Fast Flip has also been optimized for Android and the iPhone, which means that smart phone owners can comfortably browse their news on the go. Google’s emphasis on mobile devices means that Fast Flip is, in a way, a competitor to current eReaders. Instead of paying for a subscription to one newspaper and reading it on a device like the Kindle (or the Kindle iPhone app), many people may prefer the ability to skim across articles that Fast Flip provides. Really, it’s this kind of interface innovation that is going to help newspapers stay afloat in the digital age and it’s now up to the eReaders to respond. Some sort of application like this on a Kindle DX would be a killer news app. Sure, the slow refresh rate of eInk would mean no fancy transitions, but a sampling of articles across that huge screen would help close the gap between digital and print news. Let’s hope Amazon can produce something like this with the next generation of Kindles.
Fairfax Media, one of Australia’s large media companies, has rejected the Kindle and decided to look elsewhere for e-delivery. Even worse for Amazon, this announcement comes on the heels of another Australian Media company’s public dissatisfaction with the Kindle. Rupert Murdoch has voiced his concern over Amazon’s business model, and it seems that News Corporation will simply skip the Kindle with its Australian holdings.
As the eReader market grows in Australia, it looks like electronic newspaper subscriptions will follow a more traditional model where subscribes subscribe from the newspaper itself. But since newspapers are only a fraction of the Kindle’s revenue, I can’t imagine that this news alone will stop the Kindle from breaking into the Australian market. First and foremost, the Kindle platform is an entertainment medium designed to work off of Amazon’s existing status as a leading book retailer. Being able to read newspapers and periodicals is a nice feature, but books remains the Kindle’s strong suit.

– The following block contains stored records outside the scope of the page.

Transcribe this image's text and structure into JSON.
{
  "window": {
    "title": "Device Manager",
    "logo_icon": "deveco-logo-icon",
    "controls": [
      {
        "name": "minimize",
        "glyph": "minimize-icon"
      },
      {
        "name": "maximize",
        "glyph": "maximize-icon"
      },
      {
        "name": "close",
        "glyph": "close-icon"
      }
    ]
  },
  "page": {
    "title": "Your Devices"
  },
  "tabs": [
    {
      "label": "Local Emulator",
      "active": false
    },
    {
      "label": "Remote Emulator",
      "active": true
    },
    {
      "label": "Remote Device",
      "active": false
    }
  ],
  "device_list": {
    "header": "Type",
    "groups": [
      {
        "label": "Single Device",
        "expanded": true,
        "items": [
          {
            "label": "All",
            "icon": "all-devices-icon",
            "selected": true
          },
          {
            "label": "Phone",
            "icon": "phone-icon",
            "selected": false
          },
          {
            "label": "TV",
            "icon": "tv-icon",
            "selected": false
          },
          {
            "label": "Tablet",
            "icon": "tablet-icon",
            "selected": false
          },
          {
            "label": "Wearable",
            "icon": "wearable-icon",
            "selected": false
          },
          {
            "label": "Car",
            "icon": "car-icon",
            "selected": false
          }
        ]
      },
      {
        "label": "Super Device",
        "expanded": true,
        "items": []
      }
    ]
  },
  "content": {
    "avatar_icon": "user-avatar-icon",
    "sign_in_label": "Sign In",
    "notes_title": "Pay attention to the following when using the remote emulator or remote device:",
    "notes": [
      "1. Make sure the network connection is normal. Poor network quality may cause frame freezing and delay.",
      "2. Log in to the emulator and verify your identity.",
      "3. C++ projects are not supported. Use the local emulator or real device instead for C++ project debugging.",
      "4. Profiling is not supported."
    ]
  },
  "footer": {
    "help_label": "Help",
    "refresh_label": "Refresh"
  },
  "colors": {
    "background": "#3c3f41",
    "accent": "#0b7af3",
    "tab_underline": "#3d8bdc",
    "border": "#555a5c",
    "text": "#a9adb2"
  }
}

Even if some of the major papers bail on the Kindle, the device will have popularity with those who like to read. If other online publishers take off in a way that could hurt the Kindle, Amazon needs to merely allow their device to read other formats. They might not take a cut of the sales, but their are plenty of other revenue streams for Amazon.
Rupert Murdoch, as the head of the crazy huge News Corporation, has threatened to take his publications off of the Kindle. Since News Corporation owns many major newspapers, such as the Wall Street Journal and The Times, this could have a devastating effect on the Kindle, especially as it moves into more countries.
The disagreement seems to be over revenue. It looks like Amazon takes a higher percentage of the sales than Murdoch would like. But it also seems like Murdoch just isn’t happy with the general business model. He’s angry that Amazon won’t release the customers’ names because “Kindle treats them as their subscribers, not as ours.” News Corporation is also currently negotiating with Sony to put their content on the Sony Reader.
To me, this just seems as if it’s Murdoch simply trying to show some muscle. Right now, News Corporation’s main asset on the Kindle is the Wall Street Journal: a publication that is essential to many involved in business. Threatening to put the Wall Street Journal exclusively on the Sony Reader is the same thing as threatening to take away a large demographic with tons of disposable income. Apparently, Murdoch wants to bully Amazon until they agree to distribute content on exactly his terms.
Amazon may be forced to bow to News Corporation on this issue. But if they decide to create a special agreement specifically for this publisher, it could open up the floodgates. I could see other major media conglomerates trying to negotiate their individual revenue cuts, and threatening to take away vast swaths of content if they don’t get their way.